Peggy: Not usually, but like I said, we have everything on standby. The thing that I applaud her the most for is that she’s had so much education here with the team that she knows when she’s in trouble. And the fact of the matter is, when she’s in school, she knows, and she knows how to get right to that nurse and what to do. So, I mean, that speaks volumes for the team, for you, for everybody, because she’s educated on it. And it’s not the fact that, ‘Okay, I have this, and I’d rather not stand out here and not be able to breathe,’ but she goes right to it.
Jodie: For those people listening that are really struggling to want to be the advocate, or want to be part of the team and are fearful – because sometimes when people walk into a doctor’s office or a provider’s office, they clam up, especially if the people aren’t welcoming. But for the most part, I think we’ve learned as providers that we are a team and we have to respect parents’ input. What would you say to those parents that are a little hesitant, to give them some confidence and to be an active and vocal team person?
Peggy: Well, first of all, it’s your child. You want the best for your child, and asthma is not something you want to play with. I mean, it’s a very serious thing, but it’s your child, so you would want to give as much information as you can and advocate for them.

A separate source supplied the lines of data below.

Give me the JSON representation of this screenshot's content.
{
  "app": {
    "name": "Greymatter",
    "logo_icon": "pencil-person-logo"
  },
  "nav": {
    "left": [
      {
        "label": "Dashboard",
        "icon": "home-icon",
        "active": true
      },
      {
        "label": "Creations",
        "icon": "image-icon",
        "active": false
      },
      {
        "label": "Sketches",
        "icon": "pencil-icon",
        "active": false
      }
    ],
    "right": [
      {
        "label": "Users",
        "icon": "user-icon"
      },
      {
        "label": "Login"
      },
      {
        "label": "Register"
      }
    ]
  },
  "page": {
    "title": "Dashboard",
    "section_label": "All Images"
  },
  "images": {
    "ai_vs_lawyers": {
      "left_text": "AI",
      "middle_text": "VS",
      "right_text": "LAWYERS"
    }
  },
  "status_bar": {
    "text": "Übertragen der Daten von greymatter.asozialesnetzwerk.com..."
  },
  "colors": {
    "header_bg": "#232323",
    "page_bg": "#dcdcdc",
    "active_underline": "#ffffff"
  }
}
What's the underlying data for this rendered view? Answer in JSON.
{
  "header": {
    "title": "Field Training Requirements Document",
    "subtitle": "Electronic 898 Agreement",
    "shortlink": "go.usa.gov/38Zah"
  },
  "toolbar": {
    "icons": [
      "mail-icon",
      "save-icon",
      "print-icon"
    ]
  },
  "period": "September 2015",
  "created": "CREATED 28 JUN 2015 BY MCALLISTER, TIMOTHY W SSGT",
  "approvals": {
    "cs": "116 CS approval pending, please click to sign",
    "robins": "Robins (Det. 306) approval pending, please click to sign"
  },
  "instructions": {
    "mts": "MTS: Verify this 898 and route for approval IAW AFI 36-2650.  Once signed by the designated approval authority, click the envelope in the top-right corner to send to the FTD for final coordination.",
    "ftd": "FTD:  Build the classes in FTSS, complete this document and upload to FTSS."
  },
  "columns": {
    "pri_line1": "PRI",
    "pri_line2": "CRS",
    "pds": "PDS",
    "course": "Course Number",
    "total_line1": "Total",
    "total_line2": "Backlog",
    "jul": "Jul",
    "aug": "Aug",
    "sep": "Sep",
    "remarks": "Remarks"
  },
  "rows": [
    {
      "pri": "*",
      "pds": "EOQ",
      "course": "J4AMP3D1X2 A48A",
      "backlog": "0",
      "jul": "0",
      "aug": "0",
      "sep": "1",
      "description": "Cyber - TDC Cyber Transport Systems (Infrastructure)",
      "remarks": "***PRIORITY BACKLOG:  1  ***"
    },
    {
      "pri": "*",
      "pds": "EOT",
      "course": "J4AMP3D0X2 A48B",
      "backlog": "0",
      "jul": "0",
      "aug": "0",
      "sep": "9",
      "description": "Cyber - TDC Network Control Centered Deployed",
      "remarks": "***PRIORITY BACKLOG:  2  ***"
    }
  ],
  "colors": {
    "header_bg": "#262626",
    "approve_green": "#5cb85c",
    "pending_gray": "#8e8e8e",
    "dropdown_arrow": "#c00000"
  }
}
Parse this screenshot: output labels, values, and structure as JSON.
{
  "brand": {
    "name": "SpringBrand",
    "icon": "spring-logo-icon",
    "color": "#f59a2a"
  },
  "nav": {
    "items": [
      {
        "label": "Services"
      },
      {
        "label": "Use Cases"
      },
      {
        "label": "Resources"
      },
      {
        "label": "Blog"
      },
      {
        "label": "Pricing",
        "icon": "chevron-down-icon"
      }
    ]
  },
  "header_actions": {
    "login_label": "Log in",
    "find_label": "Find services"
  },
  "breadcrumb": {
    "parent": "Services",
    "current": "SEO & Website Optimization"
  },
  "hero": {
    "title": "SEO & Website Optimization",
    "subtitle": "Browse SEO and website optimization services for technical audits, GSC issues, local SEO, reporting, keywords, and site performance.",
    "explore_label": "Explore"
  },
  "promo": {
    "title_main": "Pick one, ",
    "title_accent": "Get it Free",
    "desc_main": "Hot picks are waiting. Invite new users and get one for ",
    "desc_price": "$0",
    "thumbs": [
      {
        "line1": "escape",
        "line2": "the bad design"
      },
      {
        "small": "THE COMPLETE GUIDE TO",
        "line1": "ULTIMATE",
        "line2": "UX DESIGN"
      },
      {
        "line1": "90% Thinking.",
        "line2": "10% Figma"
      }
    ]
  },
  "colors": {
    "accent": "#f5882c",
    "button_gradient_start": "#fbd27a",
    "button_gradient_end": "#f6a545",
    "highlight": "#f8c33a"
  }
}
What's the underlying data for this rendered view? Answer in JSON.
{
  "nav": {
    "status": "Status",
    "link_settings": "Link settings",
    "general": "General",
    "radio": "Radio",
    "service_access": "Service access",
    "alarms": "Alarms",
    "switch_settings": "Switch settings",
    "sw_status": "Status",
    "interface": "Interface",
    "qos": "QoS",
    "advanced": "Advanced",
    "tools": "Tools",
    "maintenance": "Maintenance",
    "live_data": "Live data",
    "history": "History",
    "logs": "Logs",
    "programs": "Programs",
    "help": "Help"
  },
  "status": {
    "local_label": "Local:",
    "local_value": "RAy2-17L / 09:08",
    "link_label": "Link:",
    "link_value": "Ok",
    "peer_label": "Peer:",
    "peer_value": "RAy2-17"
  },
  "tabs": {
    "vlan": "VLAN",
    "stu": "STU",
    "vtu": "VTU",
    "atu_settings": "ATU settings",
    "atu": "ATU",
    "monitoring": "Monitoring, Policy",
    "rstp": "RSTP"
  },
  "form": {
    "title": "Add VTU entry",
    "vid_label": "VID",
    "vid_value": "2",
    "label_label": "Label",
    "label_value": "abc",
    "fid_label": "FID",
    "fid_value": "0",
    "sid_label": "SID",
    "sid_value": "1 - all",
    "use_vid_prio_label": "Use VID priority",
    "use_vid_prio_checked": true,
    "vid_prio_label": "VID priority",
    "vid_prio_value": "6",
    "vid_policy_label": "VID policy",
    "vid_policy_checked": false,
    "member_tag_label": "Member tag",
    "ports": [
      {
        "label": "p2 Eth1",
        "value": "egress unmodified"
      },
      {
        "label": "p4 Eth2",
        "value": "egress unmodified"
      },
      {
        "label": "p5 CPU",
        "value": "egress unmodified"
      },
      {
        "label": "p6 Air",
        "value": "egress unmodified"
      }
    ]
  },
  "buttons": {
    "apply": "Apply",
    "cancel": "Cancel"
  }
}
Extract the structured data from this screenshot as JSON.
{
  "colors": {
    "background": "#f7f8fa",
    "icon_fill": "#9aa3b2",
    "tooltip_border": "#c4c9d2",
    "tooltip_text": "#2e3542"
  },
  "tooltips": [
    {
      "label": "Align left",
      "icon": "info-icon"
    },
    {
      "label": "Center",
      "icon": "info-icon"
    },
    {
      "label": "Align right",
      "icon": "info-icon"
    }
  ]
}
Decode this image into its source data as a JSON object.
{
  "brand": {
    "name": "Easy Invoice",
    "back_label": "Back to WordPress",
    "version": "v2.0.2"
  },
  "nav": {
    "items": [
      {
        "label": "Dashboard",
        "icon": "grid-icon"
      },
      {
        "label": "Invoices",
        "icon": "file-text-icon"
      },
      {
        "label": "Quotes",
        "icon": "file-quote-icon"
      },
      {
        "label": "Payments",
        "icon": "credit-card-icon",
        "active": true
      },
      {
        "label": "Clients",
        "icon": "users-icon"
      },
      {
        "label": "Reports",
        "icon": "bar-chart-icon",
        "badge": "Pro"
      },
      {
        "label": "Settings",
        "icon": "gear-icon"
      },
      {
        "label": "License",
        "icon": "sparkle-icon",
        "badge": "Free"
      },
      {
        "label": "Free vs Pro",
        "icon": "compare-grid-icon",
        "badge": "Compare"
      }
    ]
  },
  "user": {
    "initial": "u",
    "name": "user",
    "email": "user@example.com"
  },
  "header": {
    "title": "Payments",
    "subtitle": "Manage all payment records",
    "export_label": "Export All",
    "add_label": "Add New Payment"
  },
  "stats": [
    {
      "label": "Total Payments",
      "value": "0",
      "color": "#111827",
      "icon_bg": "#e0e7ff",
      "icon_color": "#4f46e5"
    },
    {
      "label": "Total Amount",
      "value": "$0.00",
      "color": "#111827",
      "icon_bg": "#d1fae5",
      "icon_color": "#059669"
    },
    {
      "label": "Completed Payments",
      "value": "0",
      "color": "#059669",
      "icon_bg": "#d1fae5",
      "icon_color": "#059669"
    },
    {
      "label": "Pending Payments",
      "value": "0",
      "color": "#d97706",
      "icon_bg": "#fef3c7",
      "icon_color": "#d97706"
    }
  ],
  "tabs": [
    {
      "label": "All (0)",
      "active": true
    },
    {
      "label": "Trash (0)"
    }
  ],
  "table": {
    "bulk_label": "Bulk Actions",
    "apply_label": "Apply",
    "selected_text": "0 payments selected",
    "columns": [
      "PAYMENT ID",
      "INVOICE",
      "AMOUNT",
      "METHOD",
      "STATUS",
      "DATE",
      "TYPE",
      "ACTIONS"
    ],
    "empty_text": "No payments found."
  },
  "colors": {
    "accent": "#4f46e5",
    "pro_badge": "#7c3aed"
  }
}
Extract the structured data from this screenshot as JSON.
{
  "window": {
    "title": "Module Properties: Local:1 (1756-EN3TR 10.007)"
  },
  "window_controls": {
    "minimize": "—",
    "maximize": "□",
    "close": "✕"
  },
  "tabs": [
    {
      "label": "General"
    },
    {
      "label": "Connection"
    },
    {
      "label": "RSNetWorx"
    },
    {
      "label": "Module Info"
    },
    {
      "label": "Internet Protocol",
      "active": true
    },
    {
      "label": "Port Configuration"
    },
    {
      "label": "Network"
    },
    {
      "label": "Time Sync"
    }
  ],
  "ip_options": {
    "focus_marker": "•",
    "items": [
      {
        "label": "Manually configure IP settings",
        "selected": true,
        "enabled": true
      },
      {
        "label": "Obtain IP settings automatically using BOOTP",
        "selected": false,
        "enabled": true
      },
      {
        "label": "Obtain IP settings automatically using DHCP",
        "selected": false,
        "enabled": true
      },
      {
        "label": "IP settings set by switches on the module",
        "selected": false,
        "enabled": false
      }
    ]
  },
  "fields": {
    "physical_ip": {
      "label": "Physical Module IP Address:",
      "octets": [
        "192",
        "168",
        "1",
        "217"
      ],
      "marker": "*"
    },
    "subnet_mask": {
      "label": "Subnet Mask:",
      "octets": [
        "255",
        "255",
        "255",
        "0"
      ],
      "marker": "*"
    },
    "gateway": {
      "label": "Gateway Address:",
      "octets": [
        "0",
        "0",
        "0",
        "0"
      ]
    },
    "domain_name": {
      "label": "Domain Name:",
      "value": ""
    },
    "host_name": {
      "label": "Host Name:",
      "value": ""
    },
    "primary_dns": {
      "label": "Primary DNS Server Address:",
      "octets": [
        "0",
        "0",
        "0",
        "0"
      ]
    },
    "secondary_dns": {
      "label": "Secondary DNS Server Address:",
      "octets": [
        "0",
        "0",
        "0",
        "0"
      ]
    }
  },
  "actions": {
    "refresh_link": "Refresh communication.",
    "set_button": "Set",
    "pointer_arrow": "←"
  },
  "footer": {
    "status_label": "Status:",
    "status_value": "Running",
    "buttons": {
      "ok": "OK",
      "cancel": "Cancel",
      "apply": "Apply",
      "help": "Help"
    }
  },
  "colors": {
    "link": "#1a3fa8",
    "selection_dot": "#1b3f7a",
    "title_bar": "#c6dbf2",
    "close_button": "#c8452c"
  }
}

I understand you might be concerned that you don’t have the medical knowledge or the medical terminology, or you might feel intimidated with the white coat or whatever, but just basic communication. Tell them, ‘Make a chart, write down what happens, how many times they’re having their asthma attacks and where you are, is it outside? Could it be related to allergies or whatever? What brings it on?’ You don’t have to be perfect, you don’t have to know medicine, you don’t have to be proficient with terminology, but just be aware. Know your child as you do, and just relax and work with the team and be a big part of the team. It’ll all come together. It really will.
Jodie: That’s great insight. I appreciate that, Peggy. Well, thank you. I’m going to wrap it up. It went quickly! I hope all of you that are listening got some good information out there that makes a difference and your child does breathe easier.
Thasia: Thank you for listening to Kids Breathe Better. This episode was brought to you by Allergy & Asthma Network in support of the U.S. Centers for Disease Control and Prevention EXHALE technical package to control asthma and reduce emergency room visits. Our next episode will discuss practical tips and strategies to care for your child with asthma. If this episode was helpful to you, please subscribe and leave a review. For more information, visit our website at AllergyAsthmaNetwork.org.
About Kids Breathe Better:
This podcast series is brought to you by Allergy & Asthma Network in support of the U.S. Centers for Disease Control and Prevention EXHALE technical package to control asthma and reduce emergency room visits.